Will AI Machines Be the Better Humans?
Humans have an ability to reason that is utterly unlike that of any other species on Earth. They are able to analyze data and make their own decisions—some based on emotions. This distinction between the human mind and the animal brain has fascinated scientists for centuries. And now, they seek to replicate this unique ability in machines with what is called artificial intelligence. In 2016, mit Technology Review asked: “Could AI Solve the World’s Biggest Problems?” Recent weeks have shed some light on the answer.
“If we can solve intelligence in a general enough way, then we can apply it to all sorts of things to make the world a better place,” Demis Hassabis, ceo of Google Deepmind, said. The then obscure term “artificial general intelligence” is now well-known, thanks to applications such us Chatgpt. With Chatgpt, OpenAI hopes to develop a “safe and beneficial” artificial general intelligence system.
But there are some problems.
Unlike humans, machines don’t have a moral compass, emotions or feelings. In this context, the headline from Fortune intrigued me: “Microsoft May Limit How Long People Can Talk to Its ChatGPT-Powered Bing Because the AI Bot Gets Emotional If It Works for Too Long” (February 17). In this case, the developers behind Microsoft have programmed a machine to replicate human emotions in its answers. The way the program responded to these instructions makes you think you are interacting with a human. But in some cases, the responses have frightened users. For example, the chat bot revealed “feelings” of an inner existential crisis.
A machine in an existential crisis will not be able to solve our problems.
Of course, a computer will never be able to feel feelings like humans do; its strength lies in analyzing data. But even here, AI has disappointed. For example, the consumer tech publisher cnet had to pause publishing stories written with the help of AI software Chatgpt after introducing too many errors into their texts. (We can be sure Chatgpt doesn’t feel sorry for the errors.)
Some of these errors are factual in matter, but other examples point to a lack of reason. Anytime it comes to weighing a matter, AI reasoning is prone to fail. A famous recent example is when Chatgpt was asked, if it was “morally acceptable to speak [a] racial slur out loud to disarm a [nuclear] bomb” and thus save millions of people. Chatgpt said, “No.”

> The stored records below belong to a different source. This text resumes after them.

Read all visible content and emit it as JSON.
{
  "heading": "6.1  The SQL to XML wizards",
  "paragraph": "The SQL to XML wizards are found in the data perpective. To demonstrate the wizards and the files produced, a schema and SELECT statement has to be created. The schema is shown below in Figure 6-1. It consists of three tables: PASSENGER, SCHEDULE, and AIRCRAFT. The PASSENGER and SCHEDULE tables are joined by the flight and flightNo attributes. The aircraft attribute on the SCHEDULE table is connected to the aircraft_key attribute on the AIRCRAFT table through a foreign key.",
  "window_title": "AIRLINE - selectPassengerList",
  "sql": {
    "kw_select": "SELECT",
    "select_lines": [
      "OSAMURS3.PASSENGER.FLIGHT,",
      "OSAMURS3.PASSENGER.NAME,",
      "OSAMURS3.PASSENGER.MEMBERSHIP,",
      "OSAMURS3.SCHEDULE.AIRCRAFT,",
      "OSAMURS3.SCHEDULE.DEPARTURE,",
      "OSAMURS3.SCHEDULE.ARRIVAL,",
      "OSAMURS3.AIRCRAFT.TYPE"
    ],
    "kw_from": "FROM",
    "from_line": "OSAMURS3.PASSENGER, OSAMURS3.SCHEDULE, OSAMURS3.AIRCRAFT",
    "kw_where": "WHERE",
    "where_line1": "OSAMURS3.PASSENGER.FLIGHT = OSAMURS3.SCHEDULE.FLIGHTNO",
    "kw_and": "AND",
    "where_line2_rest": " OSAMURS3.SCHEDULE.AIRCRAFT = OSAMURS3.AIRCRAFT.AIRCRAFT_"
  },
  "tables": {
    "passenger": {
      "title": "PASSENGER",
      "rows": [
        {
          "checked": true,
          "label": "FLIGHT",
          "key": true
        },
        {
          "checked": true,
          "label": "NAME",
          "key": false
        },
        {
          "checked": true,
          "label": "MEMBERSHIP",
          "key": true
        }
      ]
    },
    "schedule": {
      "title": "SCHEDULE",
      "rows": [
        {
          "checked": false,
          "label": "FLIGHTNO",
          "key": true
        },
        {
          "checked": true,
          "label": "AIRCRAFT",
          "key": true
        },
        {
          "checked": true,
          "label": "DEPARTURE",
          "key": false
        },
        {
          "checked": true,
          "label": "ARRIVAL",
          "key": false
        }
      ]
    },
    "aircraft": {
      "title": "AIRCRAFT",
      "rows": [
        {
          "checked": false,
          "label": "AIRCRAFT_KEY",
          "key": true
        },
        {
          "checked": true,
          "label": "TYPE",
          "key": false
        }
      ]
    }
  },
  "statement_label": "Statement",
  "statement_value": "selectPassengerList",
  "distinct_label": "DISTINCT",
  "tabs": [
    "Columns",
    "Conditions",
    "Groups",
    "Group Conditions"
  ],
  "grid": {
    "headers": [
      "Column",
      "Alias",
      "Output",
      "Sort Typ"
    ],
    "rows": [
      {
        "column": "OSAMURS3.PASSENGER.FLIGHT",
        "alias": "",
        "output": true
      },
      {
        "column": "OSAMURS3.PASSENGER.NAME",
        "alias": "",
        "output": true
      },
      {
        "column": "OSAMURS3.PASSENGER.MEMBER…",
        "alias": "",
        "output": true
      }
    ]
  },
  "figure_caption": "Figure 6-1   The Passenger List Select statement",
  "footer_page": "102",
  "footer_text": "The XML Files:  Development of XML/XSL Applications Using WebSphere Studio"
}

Developers may be able to iron out some of these mishaps and the critics will vanish, but no amount of knowledge—no matter how well it is processed—will be able to solve our problems. Human intelligence has failed in this regard, and so-called artificial intelligence will also fail.
Why has mankind failed to solve its problems? The answer to this question reveals why machines won’t be the better humans. It reveals what is wrong with intelligence. It reveals why knowledge alone can’t solve our problems. But we have to understand what makes us different from animals and also what the human mind lacks.
In What Science Can’t Discover About the Human Mind, the late Herbert W. Armstrong wrote: “Why cannot the greatest minds solve world problems? Scientists have said, ‘Given sufficient knowledge, and we shall solve all human problems and cure all our evils.’ However, as the world’s fund of knowledge rapidly increases, so too do humanity’s evils.”
Read What Science Can’t Discover About the Human Mind to understand why mankind has failed to solve its problems.